_Work to be completed_:
Would you quote every entry exactly, dropping only the pictures?

[Stored data]
>>>

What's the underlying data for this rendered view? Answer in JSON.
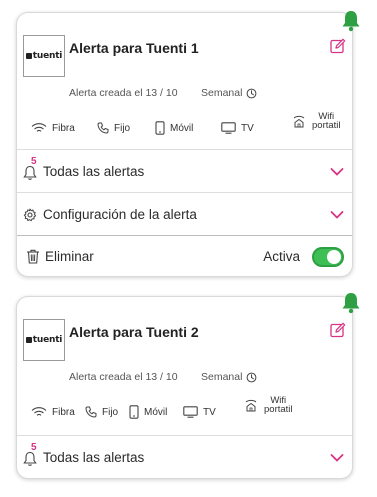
{
  "colors": {
    "accent": "#d63384",
    "bell": "#2ea043",
    "toggle_on": "#3dbf55"
  },
  "alerts": [
    {
      "logo_text": "tuenti",
      "title": "Alerta para Tuenti 1",
      "created": "Alerta creada el 13 / 10",
      "frequency": "Semanal",
      "services": {
        "fibra": "Fibra",
        "fijo": "Fijo",
        "movil": "Móvil",
        "tv": "TV",
        "wifi_line1": "Wifi",
        "wifi_line2": "portatil"
      },
      "all_alerts_label": "Todas las alertas",
      "all_alerts_count": "5",
      "config_label": "Configuración de la alerta",
      "delete_label": "Eliminar",
      "active_label": "Activa",
      "active": true
    },
    {
      "logo_text": "tuenti",
      "title": "Alerta para Tuenti 2",
      "created": "Alerta creada el 13 / 10",
      "frequency": "Semanal",
      "services": {
        "fibra": "Fibra",
        "fijo": "Fijo",
        "movil": "Móvil",
        "tv": "TV",
        "wifi_line1": "Wifi",
        "wifi_line2": "portatil"
      },
      "all_alerts_label": "Todas las alertas",
      "all_alerts_count": "5"
    }
  ]
}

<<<

_Finished task_:
What's the underlying data for this rendered view? Answer in JSON.
{
  "colors": {
    "accent": "#d63384",
    "bell": "#2ea043",
    "toggle_on": "#3dbf55"
  },
  "alerts": [
    {
      "logo_text": "tuenti",
      "title": "Alerta para Tuenti 1",
      "created": "Alerta creada el 13 / 10",
      "frequency": "Semanal",
      "services": {
        "fibra": "Fibra",
        "fijo": "Fijo",
        "movil": "Móvil",
        "tv": "TV",
        "wifi_line1": "Wifi",
        "wifi_line2": "portatil"
      },
      "all_alerts_label": "Todas las alertas",
      "all_alerts_count": "5",
      "config_label": "Configuración de la alerta",
      "delete_label": "Eliminar",
      "active_label": "Activa",
      "active": true
    },
    {
      "logo_text": "tuenti",
      "title": "Alerta para Tuenti 2",
      "created": "Alerta creada el 13 / 10",
      "frequency": "Semanal",
      "services": {
        "fibra": "Fibra",
        "fijo": "Fijo",
        "movil": "Móvil",
        "tv": "TV",
        "wifi_line1": "Wifi",
        "wifi_line2": "portatil"
      },
      "all_alerts_label": "Todas las alertas",
      "all_alerts_count": "5"
    }
  ]
}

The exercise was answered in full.